— WHAT IS BEING ASKED —
The entries follow. Copy every line in which "Trump" appears.

(Items from an interface collection)
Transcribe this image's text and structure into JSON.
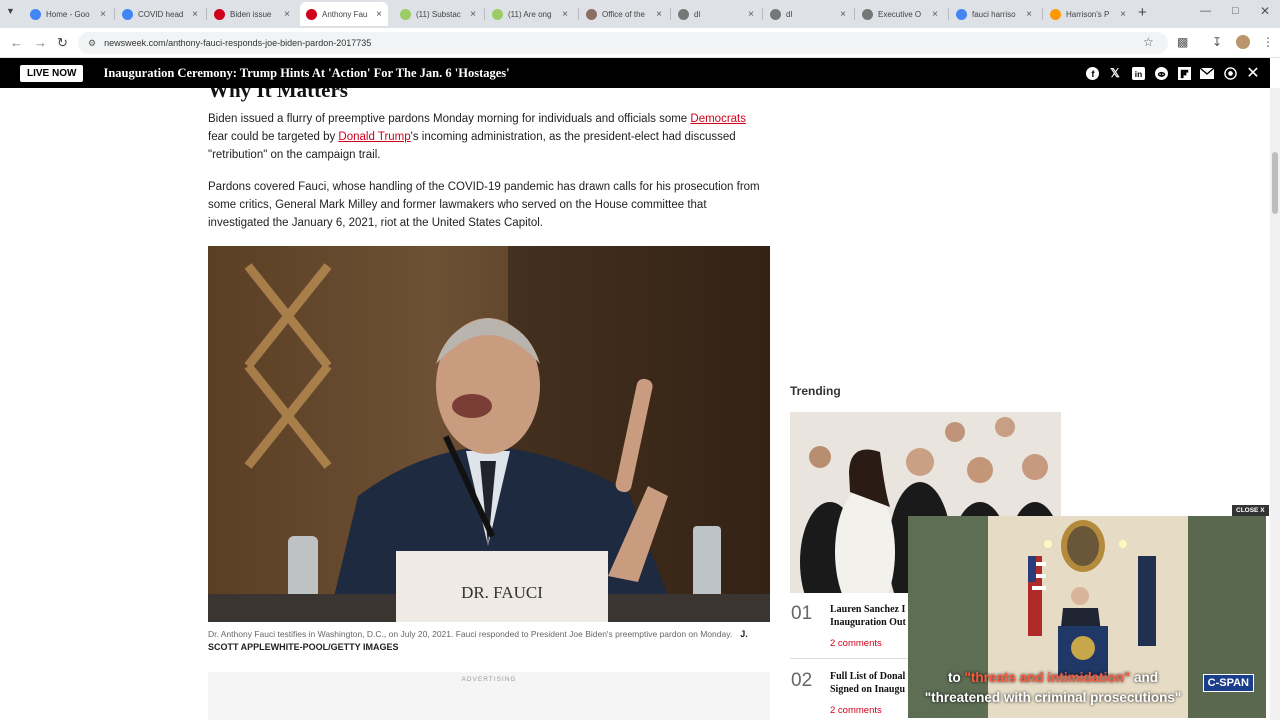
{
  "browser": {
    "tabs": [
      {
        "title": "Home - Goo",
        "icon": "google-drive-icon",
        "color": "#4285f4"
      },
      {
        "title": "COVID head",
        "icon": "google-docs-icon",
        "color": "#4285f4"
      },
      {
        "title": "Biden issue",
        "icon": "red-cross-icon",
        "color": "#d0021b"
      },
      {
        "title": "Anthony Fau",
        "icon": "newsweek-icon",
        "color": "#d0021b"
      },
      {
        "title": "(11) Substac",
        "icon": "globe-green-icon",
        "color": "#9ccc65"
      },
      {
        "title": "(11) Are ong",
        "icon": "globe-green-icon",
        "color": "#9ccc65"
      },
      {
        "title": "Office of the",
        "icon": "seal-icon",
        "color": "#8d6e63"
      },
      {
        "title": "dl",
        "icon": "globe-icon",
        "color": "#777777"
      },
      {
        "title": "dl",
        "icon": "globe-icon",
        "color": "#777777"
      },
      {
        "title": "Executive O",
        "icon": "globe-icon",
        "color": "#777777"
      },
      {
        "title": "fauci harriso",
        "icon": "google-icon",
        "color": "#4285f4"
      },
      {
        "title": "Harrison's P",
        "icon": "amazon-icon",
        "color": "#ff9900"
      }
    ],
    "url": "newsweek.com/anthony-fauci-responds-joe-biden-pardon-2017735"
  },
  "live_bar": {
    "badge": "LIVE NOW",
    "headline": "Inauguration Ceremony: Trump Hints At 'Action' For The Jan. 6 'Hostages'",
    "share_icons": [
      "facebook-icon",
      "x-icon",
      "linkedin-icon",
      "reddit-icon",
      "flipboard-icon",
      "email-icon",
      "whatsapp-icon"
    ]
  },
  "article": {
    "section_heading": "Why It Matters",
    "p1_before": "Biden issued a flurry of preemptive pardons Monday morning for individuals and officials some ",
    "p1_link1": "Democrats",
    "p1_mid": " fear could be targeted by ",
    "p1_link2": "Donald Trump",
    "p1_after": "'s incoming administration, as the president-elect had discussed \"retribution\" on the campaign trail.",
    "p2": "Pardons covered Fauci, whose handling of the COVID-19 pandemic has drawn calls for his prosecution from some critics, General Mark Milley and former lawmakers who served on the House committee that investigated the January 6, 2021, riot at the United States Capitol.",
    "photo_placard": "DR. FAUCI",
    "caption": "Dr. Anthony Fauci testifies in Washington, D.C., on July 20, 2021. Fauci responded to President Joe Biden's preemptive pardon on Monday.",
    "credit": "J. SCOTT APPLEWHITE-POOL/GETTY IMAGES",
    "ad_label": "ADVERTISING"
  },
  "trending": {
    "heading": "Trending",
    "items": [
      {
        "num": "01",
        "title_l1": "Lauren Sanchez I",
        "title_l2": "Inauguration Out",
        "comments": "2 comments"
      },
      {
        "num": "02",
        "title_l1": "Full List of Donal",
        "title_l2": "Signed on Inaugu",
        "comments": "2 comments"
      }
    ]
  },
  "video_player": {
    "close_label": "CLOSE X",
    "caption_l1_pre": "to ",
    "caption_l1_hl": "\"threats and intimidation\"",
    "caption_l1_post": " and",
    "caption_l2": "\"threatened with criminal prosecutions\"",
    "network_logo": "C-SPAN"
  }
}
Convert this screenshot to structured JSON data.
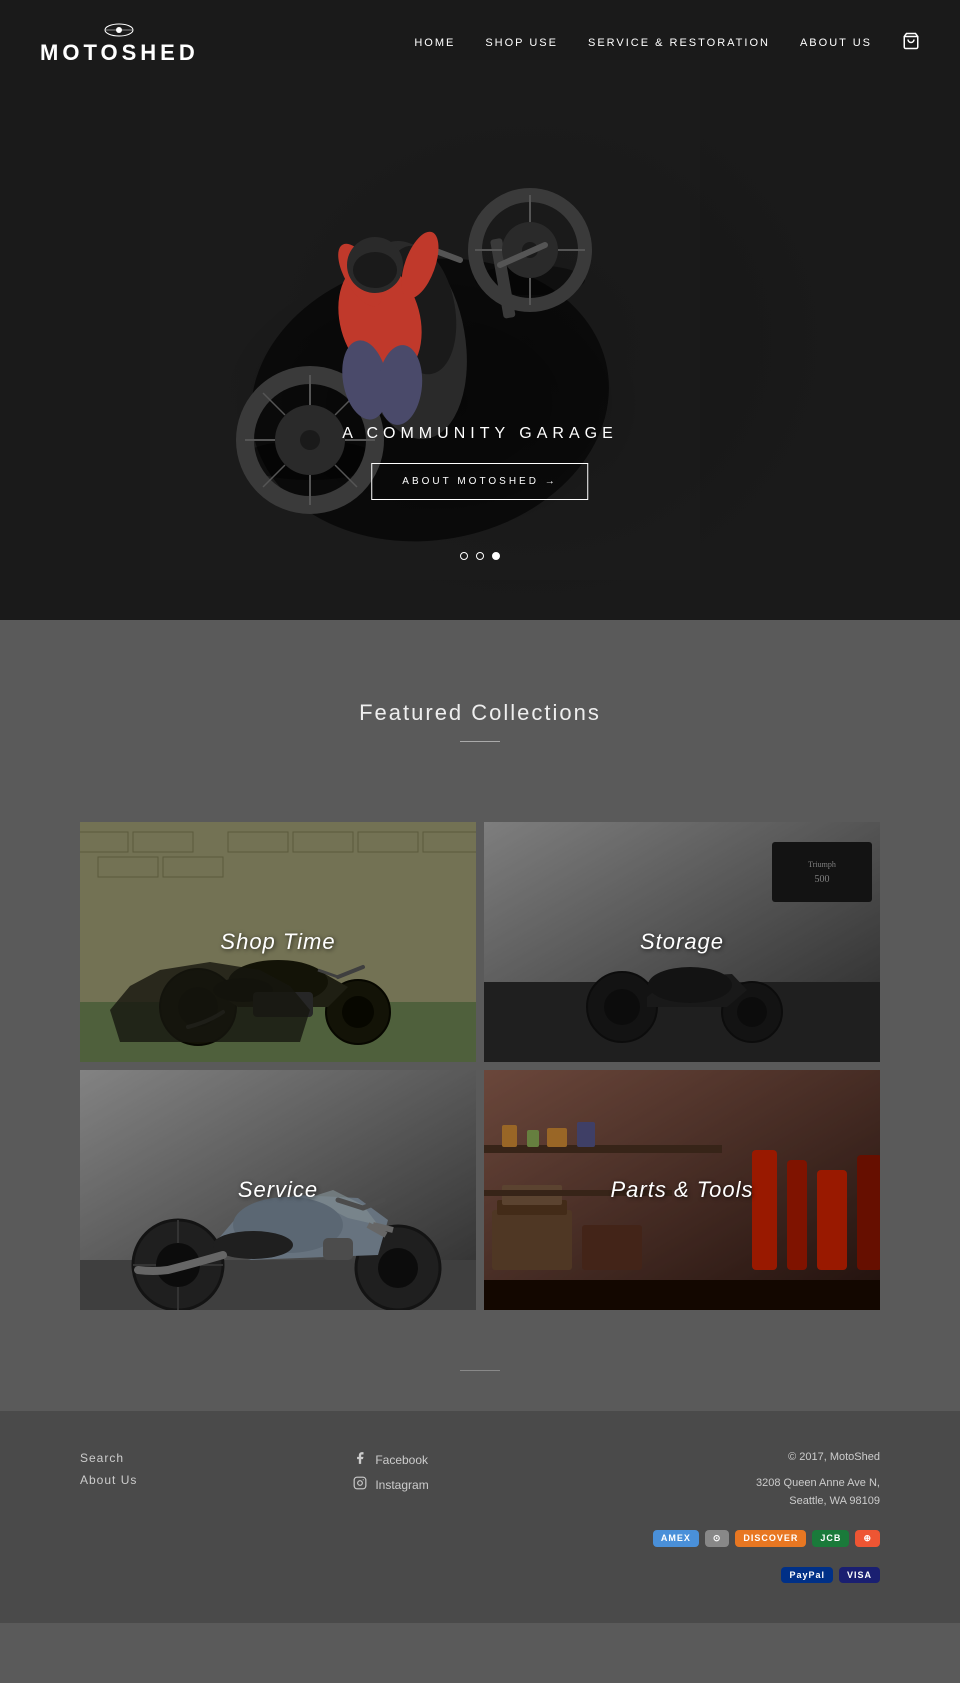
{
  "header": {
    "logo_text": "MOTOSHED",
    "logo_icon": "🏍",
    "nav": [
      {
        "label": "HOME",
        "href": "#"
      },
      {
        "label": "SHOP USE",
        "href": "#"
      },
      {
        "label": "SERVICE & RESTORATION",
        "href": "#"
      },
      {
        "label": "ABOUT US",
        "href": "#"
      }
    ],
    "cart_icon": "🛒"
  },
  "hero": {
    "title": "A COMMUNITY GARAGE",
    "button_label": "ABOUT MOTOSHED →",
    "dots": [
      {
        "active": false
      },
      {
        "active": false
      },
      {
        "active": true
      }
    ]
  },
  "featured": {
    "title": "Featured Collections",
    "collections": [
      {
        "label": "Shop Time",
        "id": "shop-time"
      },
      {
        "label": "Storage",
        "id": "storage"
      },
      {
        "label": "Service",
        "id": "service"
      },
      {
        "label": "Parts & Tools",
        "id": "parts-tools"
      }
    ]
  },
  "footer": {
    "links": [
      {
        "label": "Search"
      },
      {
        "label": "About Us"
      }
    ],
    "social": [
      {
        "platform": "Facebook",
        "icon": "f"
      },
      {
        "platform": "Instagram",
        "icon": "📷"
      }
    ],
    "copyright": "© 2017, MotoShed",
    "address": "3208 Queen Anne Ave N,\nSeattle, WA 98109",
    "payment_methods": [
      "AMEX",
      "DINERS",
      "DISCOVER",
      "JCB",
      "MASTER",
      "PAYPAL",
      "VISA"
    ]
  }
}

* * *

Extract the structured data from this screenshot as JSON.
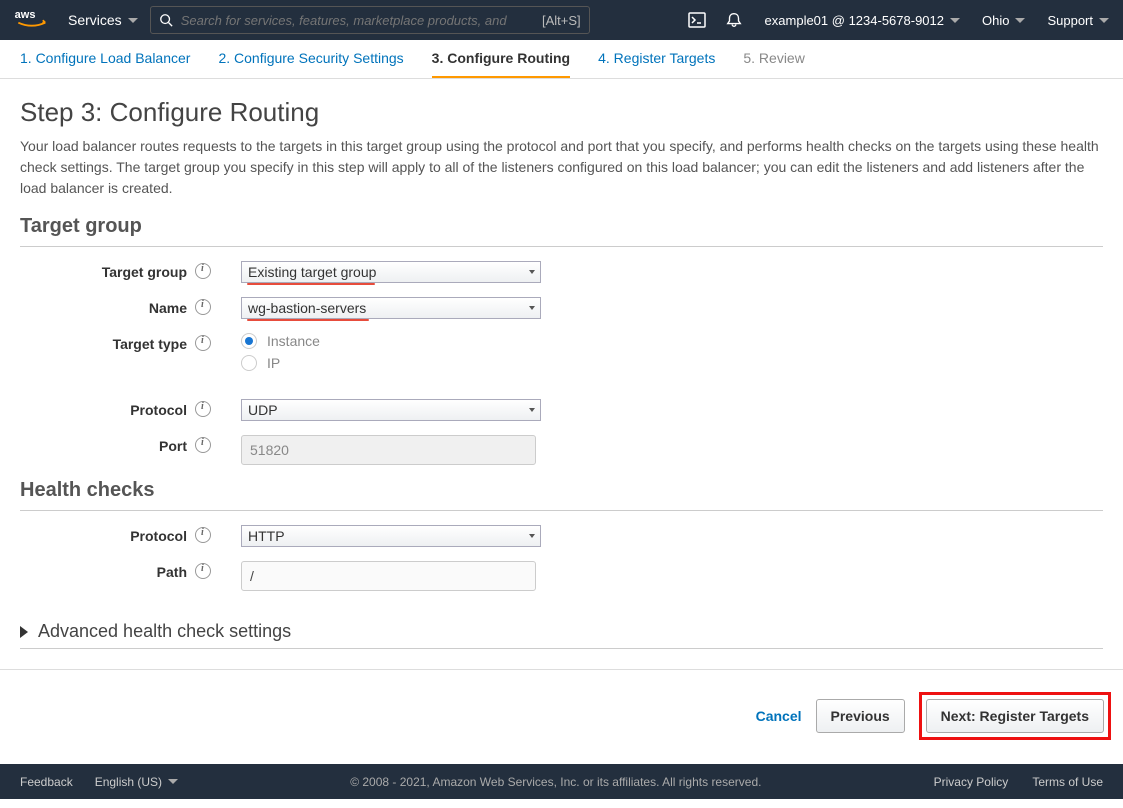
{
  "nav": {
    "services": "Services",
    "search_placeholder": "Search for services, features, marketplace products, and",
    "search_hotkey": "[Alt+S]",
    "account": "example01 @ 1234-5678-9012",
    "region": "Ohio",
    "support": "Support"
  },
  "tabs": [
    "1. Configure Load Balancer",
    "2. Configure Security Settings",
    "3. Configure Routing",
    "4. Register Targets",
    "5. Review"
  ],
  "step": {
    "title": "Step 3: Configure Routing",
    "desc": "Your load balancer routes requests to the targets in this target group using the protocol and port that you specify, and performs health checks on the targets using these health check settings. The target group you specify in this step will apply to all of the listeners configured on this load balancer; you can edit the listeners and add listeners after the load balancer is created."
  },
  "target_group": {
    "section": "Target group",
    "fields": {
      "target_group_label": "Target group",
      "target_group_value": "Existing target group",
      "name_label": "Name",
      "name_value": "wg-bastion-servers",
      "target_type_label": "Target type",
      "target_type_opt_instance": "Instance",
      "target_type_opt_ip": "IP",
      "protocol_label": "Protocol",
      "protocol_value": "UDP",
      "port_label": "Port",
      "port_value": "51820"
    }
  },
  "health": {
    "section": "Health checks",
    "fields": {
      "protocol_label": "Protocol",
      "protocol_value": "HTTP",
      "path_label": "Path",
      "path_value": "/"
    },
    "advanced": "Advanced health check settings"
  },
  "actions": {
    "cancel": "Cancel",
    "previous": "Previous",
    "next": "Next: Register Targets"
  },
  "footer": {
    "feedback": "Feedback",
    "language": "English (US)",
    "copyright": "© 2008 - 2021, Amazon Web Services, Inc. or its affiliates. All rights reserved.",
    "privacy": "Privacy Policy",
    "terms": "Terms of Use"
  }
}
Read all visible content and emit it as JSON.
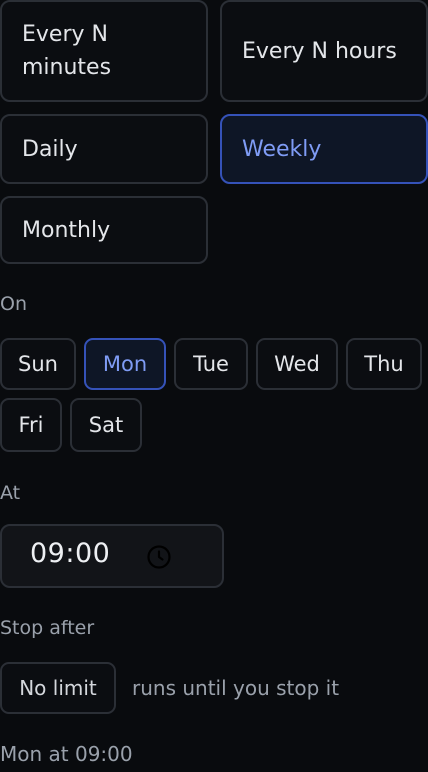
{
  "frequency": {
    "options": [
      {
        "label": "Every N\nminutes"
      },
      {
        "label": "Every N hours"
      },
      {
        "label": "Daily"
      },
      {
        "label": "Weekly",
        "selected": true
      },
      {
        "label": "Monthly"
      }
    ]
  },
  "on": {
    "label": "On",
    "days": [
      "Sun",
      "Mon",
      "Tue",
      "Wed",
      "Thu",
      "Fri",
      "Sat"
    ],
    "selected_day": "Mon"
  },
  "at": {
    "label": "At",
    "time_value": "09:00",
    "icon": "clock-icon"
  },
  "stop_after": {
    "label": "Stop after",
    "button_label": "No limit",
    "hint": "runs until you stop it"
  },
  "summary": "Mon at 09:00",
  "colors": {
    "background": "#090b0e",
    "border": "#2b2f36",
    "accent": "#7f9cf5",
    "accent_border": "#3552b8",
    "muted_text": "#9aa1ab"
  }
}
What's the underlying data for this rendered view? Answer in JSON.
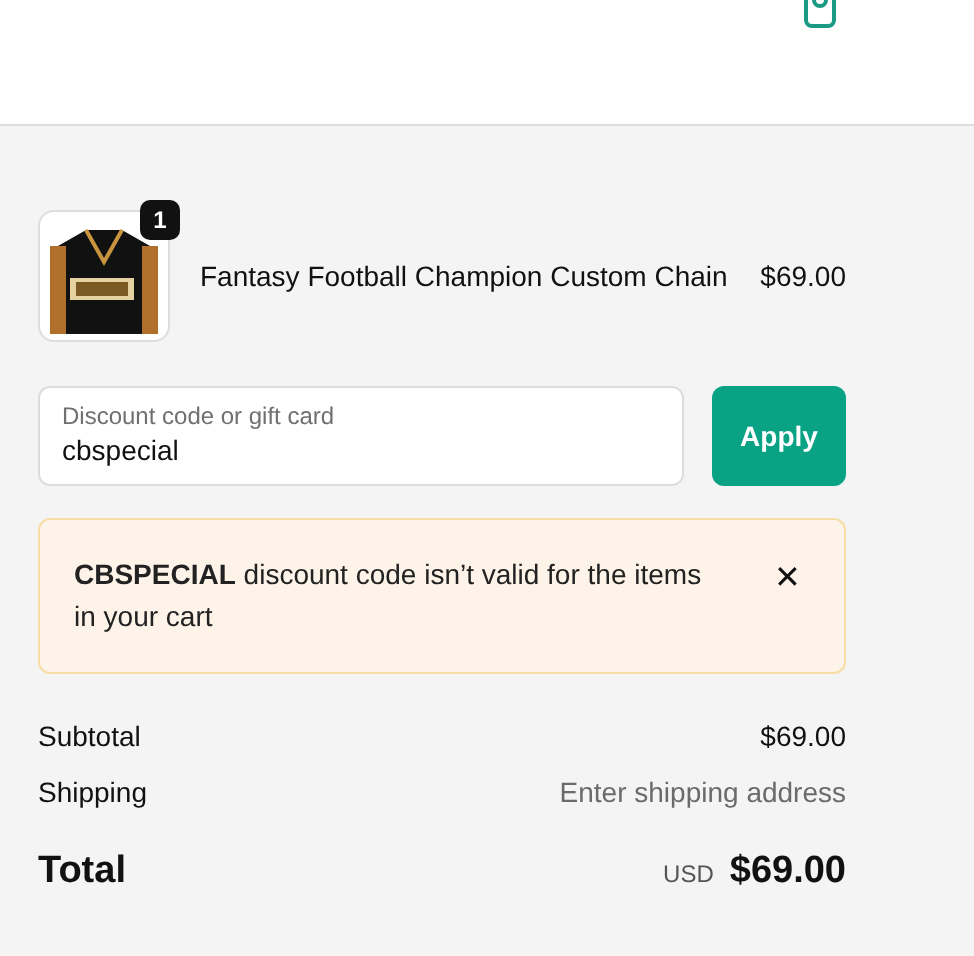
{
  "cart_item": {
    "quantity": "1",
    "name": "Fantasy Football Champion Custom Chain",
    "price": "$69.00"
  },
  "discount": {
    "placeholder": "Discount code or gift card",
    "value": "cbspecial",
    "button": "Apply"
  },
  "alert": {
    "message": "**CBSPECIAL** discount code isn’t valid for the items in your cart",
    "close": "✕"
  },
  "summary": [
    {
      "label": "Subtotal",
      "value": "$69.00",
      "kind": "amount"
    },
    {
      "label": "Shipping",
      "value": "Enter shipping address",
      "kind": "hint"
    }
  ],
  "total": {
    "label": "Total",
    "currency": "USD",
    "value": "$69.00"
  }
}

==

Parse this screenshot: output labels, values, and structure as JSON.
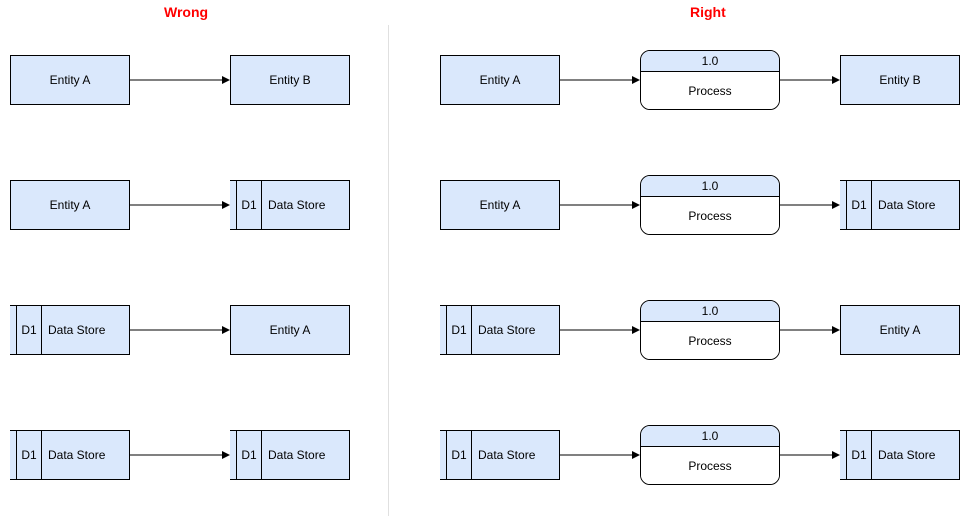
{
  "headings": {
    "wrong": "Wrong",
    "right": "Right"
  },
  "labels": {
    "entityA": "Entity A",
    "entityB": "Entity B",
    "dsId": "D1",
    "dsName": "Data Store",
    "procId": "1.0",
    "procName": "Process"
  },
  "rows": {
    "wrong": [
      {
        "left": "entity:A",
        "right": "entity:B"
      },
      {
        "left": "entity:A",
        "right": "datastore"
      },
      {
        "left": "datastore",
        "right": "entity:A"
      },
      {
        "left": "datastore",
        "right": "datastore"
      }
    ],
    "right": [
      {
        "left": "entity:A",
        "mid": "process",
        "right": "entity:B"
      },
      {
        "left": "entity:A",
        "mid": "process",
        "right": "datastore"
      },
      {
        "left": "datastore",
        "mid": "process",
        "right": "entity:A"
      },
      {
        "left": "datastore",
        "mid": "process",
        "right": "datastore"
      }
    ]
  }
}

— ANSWER FOR THIS EXERCISE —
    "headline": "Inauguration Ceremony: Trump Hints At 'Action' For The Jan. 6 'Hostages'",
    "p1_link2": "Donald Trump",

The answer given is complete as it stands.